What to produce: For each line below that includes the word "text", make a copy.

Data excerpts:
--

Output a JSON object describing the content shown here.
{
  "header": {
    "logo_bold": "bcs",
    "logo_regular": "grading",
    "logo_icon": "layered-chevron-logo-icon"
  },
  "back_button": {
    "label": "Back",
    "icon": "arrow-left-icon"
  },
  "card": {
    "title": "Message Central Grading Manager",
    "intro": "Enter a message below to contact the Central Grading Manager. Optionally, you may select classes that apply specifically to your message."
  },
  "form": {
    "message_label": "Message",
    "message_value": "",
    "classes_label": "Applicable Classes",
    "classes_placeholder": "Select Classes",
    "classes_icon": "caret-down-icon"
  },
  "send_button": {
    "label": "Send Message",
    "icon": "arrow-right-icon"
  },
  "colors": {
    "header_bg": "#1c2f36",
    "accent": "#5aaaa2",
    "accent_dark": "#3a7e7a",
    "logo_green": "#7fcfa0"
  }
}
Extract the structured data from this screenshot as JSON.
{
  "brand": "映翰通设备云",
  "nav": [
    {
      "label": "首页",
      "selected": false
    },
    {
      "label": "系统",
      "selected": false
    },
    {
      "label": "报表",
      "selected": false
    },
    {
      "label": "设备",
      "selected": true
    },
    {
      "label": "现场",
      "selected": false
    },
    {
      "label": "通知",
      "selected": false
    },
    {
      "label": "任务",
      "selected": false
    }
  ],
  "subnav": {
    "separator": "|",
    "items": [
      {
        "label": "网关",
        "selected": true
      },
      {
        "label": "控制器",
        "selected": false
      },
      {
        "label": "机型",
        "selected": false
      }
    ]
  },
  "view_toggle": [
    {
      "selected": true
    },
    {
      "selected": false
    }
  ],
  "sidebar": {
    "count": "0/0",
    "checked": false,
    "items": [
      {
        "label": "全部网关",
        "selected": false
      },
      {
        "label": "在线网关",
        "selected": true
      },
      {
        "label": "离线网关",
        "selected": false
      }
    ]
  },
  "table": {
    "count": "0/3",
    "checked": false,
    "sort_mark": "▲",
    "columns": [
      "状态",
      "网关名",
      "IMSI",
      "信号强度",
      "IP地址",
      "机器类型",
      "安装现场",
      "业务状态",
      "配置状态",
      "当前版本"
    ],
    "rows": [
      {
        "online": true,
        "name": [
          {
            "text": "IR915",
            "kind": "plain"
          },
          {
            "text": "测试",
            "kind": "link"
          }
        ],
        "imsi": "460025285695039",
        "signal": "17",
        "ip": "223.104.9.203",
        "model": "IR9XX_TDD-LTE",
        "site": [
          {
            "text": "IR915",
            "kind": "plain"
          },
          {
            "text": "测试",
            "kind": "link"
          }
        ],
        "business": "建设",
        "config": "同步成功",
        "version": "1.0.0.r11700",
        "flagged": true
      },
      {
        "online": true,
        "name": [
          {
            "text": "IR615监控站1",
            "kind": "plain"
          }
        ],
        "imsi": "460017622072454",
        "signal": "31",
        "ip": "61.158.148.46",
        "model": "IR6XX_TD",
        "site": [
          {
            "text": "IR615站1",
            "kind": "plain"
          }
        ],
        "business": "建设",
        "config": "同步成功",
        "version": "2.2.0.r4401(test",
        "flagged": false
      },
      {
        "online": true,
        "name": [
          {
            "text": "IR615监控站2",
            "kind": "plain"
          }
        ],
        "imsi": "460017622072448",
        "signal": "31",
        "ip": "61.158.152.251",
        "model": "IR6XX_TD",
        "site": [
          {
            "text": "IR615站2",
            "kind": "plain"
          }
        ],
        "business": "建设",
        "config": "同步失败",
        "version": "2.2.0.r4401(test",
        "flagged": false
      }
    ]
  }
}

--

Solution:
            "text": "IR915",
            "text": "测试",
            "text": "IR915",
            "text": "测试",
            "text": "IR615监控站1",
            "text": "IR615站1",
            "text": "IR615监控站2",
            "text": "IR615站2",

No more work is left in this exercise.